CompTIA ChannelCon 2018, the tech industry’s premier education, networking and partnering event, wrapped up its run here Thursday with sessions on cybersecurity and emerging technologies and words of advice from the 17-year-old CEO of a drone company.
“There are people like me in every school and every class,” Alex Taylor, founder and CEO of Wind Craft Aviation, an experimental aerospace company developing drone technology, said during a ChannelCon main stage interview session. “They just need to be given the opportunity.”
Taylor, a member of the CompTIA Drone Advisory Council, was born in California; lived in Turkey for 10 years with his missionary parents; founded Wind Craft when he was 14; and, at age 16, become the youngest license commercial drone pilot in the United States.
“When we say drones, we are talking about the evolution of aviation,” Taylor explained. “This a completely new innovation that is making aviation more accessible, affordable and practical.”
The teen also shared his views on the state of classroom learning in the U.S.
“Everybody is different, and I don’t think we recognize that in education,” Taylor said. “Kids should have the freedom to choose the classes and the curriculum they want.”
Another session on drones focused on current and future commercial applications. Some of today’s most popular uses of drone are in support of public safety activities, surveys and surveillance, asset tracking, and monitoring of structures such as cell phone towers.
“What our clients are looking for is quicker access to data and information,” said Frank Segarra, CEO, ConnexiCore, a provider of commercial UAV drone flight services and solutions. “The drone can perform that in an enormous time saving way.”
Tasks that once took days, weeks or months can now be done in a few hours, he explained.
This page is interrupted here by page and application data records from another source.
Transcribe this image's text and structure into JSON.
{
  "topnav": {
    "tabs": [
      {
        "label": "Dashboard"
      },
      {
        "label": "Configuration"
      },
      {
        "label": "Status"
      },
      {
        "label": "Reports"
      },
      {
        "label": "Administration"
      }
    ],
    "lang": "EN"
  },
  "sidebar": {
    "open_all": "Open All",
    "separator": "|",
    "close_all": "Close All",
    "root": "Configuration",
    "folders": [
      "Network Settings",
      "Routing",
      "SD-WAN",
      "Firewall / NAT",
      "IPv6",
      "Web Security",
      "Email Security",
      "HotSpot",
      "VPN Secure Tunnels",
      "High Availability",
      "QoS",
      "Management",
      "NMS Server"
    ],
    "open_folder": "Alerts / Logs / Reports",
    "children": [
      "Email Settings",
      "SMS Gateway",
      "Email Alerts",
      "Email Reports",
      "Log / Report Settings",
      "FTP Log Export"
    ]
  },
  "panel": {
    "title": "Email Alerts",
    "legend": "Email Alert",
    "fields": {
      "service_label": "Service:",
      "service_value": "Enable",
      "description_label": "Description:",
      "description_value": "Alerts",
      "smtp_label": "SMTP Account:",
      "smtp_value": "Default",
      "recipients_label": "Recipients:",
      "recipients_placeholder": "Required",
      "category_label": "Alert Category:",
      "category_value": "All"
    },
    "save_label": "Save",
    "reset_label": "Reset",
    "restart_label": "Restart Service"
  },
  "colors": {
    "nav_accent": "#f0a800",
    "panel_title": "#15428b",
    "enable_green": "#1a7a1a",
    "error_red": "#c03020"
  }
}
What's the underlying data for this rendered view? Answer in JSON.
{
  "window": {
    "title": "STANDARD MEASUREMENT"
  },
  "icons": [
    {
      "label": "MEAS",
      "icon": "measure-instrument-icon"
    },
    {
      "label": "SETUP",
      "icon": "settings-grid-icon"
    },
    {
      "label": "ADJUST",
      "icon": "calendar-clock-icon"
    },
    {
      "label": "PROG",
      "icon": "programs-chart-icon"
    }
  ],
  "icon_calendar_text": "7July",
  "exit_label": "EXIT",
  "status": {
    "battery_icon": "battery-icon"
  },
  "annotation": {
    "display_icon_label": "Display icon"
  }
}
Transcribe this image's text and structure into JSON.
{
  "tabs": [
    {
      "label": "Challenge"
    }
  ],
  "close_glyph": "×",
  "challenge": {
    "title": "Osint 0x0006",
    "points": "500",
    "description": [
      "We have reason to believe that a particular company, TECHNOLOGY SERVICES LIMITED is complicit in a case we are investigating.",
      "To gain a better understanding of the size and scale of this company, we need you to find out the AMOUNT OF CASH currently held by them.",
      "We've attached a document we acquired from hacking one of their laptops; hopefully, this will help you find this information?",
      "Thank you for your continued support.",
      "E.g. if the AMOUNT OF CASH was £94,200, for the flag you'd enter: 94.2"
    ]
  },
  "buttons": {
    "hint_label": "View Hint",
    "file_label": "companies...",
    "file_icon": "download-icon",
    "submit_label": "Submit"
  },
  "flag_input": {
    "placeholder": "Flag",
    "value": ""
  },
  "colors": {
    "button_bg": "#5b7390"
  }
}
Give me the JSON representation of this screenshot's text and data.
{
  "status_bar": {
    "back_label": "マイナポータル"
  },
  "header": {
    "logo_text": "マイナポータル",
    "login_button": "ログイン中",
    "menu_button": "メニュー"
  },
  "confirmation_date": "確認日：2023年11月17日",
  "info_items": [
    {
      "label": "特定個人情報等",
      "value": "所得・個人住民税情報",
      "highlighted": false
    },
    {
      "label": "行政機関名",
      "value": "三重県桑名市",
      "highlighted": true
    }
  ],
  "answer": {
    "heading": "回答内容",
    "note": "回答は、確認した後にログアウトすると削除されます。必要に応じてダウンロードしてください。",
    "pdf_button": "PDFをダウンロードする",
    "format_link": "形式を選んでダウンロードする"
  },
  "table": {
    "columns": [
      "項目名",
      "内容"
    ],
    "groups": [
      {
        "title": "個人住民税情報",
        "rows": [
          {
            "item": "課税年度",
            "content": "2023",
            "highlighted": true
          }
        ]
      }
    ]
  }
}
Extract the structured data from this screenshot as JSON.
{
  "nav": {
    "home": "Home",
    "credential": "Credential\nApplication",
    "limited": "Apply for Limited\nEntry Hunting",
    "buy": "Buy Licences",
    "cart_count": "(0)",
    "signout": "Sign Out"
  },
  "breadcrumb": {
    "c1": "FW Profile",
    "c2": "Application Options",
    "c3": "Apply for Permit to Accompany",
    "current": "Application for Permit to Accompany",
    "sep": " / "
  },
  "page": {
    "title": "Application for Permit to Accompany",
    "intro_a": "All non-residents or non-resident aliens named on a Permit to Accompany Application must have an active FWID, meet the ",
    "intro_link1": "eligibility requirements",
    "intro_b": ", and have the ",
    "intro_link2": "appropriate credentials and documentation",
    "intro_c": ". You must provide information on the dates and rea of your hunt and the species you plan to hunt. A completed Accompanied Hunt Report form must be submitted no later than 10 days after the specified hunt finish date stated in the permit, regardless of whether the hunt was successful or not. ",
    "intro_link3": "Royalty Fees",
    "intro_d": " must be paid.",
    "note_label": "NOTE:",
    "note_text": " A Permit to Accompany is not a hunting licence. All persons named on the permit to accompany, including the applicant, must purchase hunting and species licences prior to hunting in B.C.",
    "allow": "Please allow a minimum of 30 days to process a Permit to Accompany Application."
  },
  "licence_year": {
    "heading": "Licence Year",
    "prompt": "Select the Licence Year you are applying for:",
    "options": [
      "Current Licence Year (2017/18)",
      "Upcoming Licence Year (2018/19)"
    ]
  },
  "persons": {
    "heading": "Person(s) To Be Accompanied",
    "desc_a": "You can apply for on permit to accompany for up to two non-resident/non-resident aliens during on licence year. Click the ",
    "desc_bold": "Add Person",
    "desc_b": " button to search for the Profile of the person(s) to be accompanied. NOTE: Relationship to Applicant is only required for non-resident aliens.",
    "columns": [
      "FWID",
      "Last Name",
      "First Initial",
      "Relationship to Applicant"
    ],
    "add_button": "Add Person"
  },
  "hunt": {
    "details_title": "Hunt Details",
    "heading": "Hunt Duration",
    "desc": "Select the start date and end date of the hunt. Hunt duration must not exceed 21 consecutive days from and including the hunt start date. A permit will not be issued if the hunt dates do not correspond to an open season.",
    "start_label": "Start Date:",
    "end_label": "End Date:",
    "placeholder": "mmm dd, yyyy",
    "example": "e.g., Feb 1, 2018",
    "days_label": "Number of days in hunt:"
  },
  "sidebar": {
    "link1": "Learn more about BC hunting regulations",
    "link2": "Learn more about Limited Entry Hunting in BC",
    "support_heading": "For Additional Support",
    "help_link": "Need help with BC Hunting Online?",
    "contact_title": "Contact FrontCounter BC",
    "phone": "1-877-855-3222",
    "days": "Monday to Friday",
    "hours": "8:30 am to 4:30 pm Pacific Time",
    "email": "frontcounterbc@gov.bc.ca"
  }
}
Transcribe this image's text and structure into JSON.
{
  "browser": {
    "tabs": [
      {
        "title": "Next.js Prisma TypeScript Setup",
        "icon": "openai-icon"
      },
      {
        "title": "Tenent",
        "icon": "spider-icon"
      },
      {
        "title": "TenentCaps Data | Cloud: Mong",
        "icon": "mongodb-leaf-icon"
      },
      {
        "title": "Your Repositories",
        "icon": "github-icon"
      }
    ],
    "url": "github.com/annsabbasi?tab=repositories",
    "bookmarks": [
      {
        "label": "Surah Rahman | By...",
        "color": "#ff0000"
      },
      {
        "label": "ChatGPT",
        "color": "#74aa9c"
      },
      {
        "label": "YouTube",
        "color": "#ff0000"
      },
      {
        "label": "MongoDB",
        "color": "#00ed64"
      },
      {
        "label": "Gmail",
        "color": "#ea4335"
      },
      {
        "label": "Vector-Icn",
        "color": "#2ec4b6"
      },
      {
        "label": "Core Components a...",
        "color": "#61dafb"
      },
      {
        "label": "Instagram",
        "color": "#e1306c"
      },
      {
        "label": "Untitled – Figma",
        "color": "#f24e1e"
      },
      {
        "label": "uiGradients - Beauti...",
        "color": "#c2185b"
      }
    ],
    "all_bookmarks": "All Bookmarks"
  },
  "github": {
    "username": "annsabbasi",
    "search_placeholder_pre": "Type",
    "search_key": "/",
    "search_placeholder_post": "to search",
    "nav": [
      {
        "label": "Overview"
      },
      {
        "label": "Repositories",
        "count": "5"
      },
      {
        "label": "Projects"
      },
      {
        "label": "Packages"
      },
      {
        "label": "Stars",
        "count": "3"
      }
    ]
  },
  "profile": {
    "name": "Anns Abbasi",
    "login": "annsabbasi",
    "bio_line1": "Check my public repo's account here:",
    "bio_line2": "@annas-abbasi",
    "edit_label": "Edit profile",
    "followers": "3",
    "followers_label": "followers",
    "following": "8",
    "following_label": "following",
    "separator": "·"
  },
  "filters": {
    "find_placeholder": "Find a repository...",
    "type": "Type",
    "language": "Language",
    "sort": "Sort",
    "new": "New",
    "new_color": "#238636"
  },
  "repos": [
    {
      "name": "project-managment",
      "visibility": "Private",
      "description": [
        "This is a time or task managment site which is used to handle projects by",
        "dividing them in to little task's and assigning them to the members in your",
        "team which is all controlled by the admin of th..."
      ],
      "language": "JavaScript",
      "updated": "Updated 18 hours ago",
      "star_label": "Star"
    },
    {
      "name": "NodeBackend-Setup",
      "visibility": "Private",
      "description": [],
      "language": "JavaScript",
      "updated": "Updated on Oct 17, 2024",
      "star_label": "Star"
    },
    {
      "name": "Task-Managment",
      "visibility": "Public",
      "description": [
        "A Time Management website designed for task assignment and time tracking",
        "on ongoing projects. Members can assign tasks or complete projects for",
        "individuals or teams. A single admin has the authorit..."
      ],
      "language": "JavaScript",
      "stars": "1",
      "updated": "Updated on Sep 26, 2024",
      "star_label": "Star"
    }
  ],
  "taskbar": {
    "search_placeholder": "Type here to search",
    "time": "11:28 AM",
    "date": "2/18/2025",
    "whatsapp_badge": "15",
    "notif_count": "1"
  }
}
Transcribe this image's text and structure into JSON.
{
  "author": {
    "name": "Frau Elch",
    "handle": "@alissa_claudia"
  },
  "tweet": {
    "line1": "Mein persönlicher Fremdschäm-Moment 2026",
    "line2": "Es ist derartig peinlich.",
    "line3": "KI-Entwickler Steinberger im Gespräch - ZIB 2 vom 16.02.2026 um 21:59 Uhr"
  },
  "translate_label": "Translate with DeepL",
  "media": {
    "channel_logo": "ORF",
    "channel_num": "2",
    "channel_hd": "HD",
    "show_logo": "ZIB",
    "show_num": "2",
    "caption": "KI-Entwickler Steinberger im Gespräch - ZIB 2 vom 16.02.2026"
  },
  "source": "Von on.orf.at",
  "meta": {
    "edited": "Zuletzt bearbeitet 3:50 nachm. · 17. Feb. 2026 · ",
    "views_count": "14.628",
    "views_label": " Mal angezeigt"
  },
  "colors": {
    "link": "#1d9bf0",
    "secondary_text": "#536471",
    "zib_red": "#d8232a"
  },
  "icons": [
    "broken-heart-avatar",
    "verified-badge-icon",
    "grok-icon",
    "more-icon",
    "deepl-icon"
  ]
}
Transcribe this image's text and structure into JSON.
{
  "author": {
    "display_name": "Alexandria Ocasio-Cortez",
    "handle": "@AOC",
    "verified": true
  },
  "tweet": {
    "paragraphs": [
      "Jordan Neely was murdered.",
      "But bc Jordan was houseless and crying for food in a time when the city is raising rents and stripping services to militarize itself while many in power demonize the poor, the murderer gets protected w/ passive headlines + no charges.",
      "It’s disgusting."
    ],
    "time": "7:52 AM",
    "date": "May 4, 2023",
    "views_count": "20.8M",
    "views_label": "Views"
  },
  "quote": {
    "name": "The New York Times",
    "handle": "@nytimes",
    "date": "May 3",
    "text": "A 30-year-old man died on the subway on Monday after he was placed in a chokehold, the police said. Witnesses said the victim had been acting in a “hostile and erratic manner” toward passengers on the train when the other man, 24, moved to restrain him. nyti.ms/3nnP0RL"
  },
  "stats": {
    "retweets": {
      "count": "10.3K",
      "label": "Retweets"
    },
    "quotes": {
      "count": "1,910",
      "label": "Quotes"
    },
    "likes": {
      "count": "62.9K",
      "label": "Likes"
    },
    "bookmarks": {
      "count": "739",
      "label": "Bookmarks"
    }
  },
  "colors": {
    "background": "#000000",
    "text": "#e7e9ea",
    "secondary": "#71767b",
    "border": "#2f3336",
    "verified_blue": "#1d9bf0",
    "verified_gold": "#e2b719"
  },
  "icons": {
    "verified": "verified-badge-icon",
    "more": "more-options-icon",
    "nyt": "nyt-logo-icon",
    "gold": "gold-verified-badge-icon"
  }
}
For example, a drone can capture hundreds of images that can be stitched together to create an orthomosaic map; a grouping of overlapping images of a defined area that create a highly detailed, up-to-date map of an area that is in true scale.
“It’s about getting information to the right people at the right time,” said Richard Lopez, virtual design and construction for Hensel Phelps, one of the largest general contractors and construction managers in the U.S. “It’s amazing how much time and money we can save.”
The State Of Cybersecurity
Also at ChannelCon Thursday, two cybersecurity experts shared their perspectives on current threats and countermeasures.
“There is still a need and a use for basic security architecture; firewalls, antivirus and intrusion detection,” said Cody Mercer, senior global threat security analyst at Malwarebytes. “But now as we’ve ventured more into a cloud infrastructure, it’s turning into perimeter-less security. A majority of security lies with the end point devices.”
Tim Brown, vice president, security, for SolarWinds MSP, agreed, noting that the advent of new and more numerous technologies “has caused us to do more.”
“I am a fan of having multi-tiered (security) models,” Brown explained. “The closer you are to the end point, the more inspection you can do.”
The Internet of Things is an example of the challenge facing cybersecurity professionals.
“Everything has an IP address,” Mercer said. “But at the end of the day companies that are designed to make televisions and refrigerators are not designed to implement security.”
Brown agreed that IoT devices are not built as securely as they need to be. But he also said that shouldn’t deter the use of IoT.
“We can’t be scared, and we can’t slowdown,” Brown said. “ We have to think about IoT not just as a function, but as the information it can give you. There are so many benefits.”
Asked for advice on practical measures that can be taken to become more cybersecure, Brown and Mercer cited actions such as having good backup plans in place; installing patches and software updates in a timely manner; and incorporating security aware and training for all employees in a company.
“If we can get more of the environment up to a base level, it will make it more difficult for someone to get it,” Brown advised. “If you are not taking care of the basics you are being negligent and irresponsible.”
The Computing Technology Industry Association (CompTIA) is a leading voice and advocate for the $4.8T global information technology ecosystem; and the more than 35 million industry and tech professionals who design, implement, manage, and safeguard the technology that powers the world’s economy. Through education, training, certifications, advocacy, philanthropy, and market research, CompTIA is the hub for advancing the tech industry and its workforce. For more information, visit www.comptia.org.